This week, they set out to create their cap table and hire a CTO. The founders each have common shares that will vest over four years. The vesting schedule protects each of the co-founders in case one gets hit by a bus or decides to drop the project after a short period of time.
Also, there is an important tax election called an 83(b) election that they made which allows them to recognize and pay taxes for very small income of the value of the shares. Later, if they sell, the low tax basis and capital gains tax rates result in a lower tax liability than if they didn’t file the 83(b) election.
Equity is split 55% and 45%, but where is that officially recorded? It is not in the three primary financial statements (the Balance Sheet, Profit & Loss, and Cash Flow Statement.) Rather, it gets recorded in a document called the Capitalization Table (or “Cap Table”), which shows the ownership stake each person or entity has in the business.
» Read the full post at Feld Thoughts.
Editor’s note: Brad Feld blogs on Finance Fridays — This week he introduces the concept of the Cap Table. Brad takes a case study approach to set up all of the pieces before getting into the messy guts. Stay tuned for next week’s Finance Friday!

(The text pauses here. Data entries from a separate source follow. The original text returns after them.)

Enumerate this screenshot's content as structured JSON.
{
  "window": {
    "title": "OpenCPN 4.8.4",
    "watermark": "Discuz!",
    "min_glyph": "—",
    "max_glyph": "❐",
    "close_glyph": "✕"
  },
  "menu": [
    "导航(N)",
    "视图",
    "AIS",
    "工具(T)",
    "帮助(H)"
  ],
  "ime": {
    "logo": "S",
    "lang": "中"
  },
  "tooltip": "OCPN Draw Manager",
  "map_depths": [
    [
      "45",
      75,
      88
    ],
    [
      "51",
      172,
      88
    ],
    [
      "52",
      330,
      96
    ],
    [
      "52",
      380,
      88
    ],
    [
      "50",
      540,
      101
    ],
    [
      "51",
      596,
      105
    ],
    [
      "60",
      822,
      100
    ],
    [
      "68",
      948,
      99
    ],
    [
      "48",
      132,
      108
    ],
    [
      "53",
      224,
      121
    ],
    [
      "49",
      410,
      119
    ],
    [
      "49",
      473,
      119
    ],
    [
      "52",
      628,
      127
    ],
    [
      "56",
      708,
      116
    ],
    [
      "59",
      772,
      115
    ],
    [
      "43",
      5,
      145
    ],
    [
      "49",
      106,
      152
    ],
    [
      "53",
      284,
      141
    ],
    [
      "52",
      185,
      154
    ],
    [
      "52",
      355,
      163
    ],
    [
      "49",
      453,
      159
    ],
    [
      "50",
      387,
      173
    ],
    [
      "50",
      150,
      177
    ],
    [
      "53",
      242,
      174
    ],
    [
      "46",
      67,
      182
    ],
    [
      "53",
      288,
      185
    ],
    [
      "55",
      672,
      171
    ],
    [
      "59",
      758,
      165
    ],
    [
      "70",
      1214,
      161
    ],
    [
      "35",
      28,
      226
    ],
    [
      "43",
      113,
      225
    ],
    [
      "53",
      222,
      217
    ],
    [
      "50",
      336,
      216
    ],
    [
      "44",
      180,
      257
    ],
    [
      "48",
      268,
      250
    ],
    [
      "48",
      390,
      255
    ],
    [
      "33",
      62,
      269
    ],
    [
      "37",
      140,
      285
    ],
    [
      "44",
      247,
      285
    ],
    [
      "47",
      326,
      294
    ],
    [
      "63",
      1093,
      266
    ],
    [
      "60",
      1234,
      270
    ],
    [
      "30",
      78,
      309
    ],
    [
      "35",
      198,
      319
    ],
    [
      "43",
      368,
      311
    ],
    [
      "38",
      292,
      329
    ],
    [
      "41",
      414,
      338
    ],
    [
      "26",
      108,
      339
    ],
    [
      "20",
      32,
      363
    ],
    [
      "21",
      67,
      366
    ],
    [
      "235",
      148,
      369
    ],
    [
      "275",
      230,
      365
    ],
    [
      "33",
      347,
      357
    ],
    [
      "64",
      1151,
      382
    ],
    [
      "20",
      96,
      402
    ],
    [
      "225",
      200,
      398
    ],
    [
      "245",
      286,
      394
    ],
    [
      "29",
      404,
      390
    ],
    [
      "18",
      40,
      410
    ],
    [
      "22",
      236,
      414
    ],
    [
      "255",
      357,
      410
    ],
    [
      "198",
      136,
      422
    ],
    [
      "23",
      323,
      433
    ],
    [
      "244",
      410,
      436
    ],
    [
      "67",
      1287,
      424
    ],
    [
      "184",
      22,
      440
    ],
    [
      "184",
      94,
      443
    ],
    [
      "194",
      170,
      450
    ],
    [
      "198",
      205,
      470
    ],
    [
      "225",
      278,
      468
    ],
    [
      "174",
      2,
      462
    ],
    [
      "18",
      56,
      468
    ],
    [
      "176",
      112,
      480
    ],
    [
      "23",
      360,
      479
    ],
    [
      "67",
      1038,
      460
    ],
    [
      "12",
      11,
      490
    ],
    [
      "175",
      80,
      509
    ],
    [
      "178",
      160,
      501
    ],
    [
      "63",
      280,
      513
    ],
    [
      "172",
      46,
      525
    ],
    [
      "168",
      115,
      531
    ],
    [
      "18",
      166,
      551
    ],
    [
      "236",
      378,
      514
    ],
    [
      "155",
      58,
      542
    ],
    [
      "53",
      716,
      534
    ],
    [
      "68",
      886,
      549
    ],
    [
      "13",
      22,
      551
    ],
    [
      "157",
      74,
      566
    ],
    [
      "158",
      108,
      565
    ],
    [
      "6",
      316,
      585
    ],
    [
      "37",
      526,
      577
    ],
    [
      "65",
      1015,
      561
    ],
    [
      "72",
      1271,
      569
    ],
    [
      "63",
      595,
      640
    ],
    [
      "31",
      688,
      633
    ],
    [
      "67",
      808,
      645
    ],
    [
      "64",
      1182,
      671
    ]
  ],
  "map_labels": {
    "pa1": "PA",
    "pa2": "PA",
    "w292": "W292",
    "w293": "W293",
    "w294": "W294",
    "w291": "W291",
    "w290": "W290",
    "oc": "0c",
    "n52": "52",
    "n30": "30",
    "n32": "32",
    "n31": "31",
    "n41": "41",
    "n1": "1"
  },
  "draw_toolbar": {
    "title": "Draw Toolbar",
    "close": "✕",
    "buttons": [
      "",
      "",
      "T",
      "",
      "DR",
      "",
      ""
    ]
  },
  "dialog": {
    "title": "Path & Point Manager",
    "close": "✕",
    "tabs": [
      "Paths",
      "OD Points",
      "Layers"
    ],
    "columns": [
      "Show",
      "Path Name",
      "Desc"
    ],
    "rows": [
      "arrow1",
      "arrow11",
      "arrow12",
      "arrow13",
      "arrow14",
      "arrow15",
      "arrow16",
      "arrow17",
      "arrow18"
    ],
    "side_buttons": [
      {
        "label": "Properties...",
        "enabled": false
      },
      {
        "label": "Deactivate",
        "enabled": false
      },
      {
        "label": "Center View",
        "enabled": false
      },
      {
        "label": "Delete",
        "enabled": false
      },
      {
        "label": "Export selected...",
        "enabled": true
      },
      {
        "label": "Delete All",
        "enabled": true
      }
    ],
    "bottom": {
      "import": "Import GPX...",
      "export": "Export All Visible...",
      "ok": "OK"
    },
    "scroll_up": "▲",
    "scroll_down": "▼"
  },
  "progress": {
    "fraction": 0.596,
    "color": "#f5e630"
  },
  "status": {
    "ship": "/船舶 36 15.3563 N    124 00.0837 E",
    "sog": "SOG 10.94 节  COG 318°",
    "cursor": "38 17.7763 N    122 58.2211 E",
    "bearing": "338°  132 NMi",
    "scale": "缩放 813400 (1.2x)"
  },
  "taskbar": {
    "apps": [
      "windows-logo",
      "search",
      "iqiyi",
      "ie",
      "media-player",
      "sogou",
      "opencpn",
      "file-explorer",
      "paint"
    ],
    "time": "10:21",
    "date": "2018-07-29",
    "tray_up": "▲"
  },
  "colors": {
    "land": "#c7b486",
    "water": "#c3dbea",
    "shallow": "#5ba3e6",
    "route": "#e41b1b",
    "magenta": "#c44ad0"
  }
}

About the guest blogger: Brad Feld has been an early stage investor and entrepreneur for over twenty years. Prior to co-founding Foundry Group, he co-founded Mobius Venture Capital and, prior to that, founded Intensity Ventures. Brad is also a co-founder of TechStars. In addition to his investing efforts, Brad has been active with several non-profit organizations and currently is chairman of the National Center for Women & Information Technology. He blogs at www.feld.com and www.askthevc.com.